“The German government wants Greece to cede sovereignty over tax and spending decisions to a eurozone “budget commissioner” to secure a second €130bn bail-out….”

This is according to a copy of the proposal obtained by the Financial Times (link online). Quoting from the German proposal:

(1) Absolute priority to debt service

Greece has to legally commit itself to giving absolute priority to future debt service. This commitment has to be legally enshrined by the Greek Parliament. State revenues are to be used first and foremost for debt service, only any remaining revenue may be used to finance primary expenditure. This will reassure public and private creditors that the Hellenic Republic will honour its comittments after PSI and will positively influence market access. De facto elimination of the possibility of a default would make the threat of a non-disbursement of a GRC II tranche much more credible. If a future tranche is not disbursed, Greece can not threaten its lenders with a default, but will instead have to accept further cuts in primary expenditures as the only possible consequence of any non-disbursement.

(2) Transfer of national budgetary sovereignty

Budget consolidation has to be put under a strict steering and control system. Given the disappointing compliance so far, Greece has to accept shifting budgetary sovereignty to the European level for a certain period of time. A budget commissioner has to be appointed by the Eurogroup with the task of ensuring budgetary control. He must have the power a) to implement a centralized reporting and surveillance system covering all major blocks of expenditure in the Greek budget, b) to veto decisions not in line with the budgetary targets set by the Troika and c) will be tasked to ensure compliance with the above mentioned rule to prioritize debt service.

The madness of austerity now formalized in the hands of the madmen of austerity.
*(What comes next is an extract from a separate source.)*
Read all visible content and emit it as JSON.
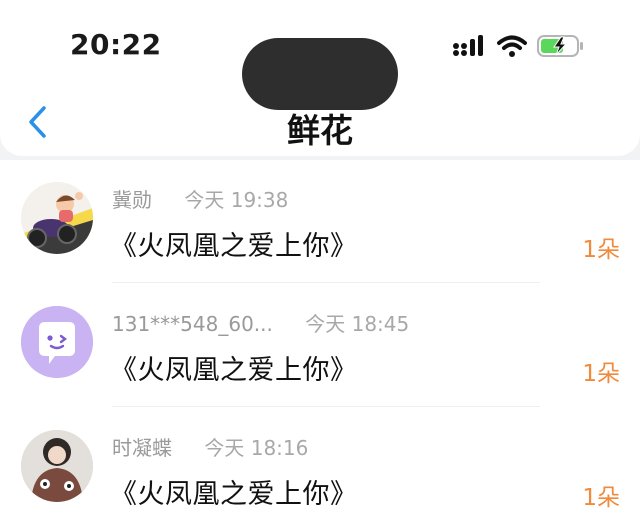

The interest of the people is clearly subservient to the interests of the banks. How foolish would it be to put your budget in the hands of another state? Or a quasi-state institution controlled by the banks.

George Soros had this to say about the situation:
Unfortunately it means a lost decade for the European Union.  Similar to what happened to Latin America in the 1980's.  And it actually could be more than a decade.  Because, similar to what happened to Japan after the collapse of their boom, in the late 1980s.  They still have not grown since then.  So you have a period of ... an extended period ... of stagnation facing Europe.  That I don't think Europe can survive politically.  That is why I am terribly concerned about it.

Because the euro ... the German insistence on austerity could destroy the European Union.  This is reality.  This is a harsh reality that we need to face.  I think if we faced it, we could alter it, because it is not written in stone.  In other words, the future is not predetermined.  We determine the future.  So it would be well within the possibilities of the authorities to change it. 

Unless the Germans actually see reason, and I think now have actually the beginning of a discussion that goes to the heart of the matter.  The Finance Minister says that structural reforms alone ought to do it.  It did it for Germany.  I think not only me, but the markets, the world at large, says that is not possibility in the current environment, where you have general deleveraging and deflationary pressures all over the world.

I think the euro will survive.  It will actually benefit from all the doubts that are now in people's minds.  It will keep the price the down.  And that may actually help the Eurozone export more and actually pass on some of the pain to the rest of the world.  So there is a commitment to the euro, and you really don't have the option right now to abandon it, because you cannot unscramble the omelet.  Things are so interconnected that if you broke up the euro, you wold have a meltdown of the financial system.

However, in the long term, it threatens to destroy the European Union.  So the political consequences are very dangerous.  And the funny thing that is going that is not actually noticed, but now you have re-nationalization of the financial system.  All the government bonds will end up in the banks of the countries which issue them, and THEN it will actually be possible to break up the euro.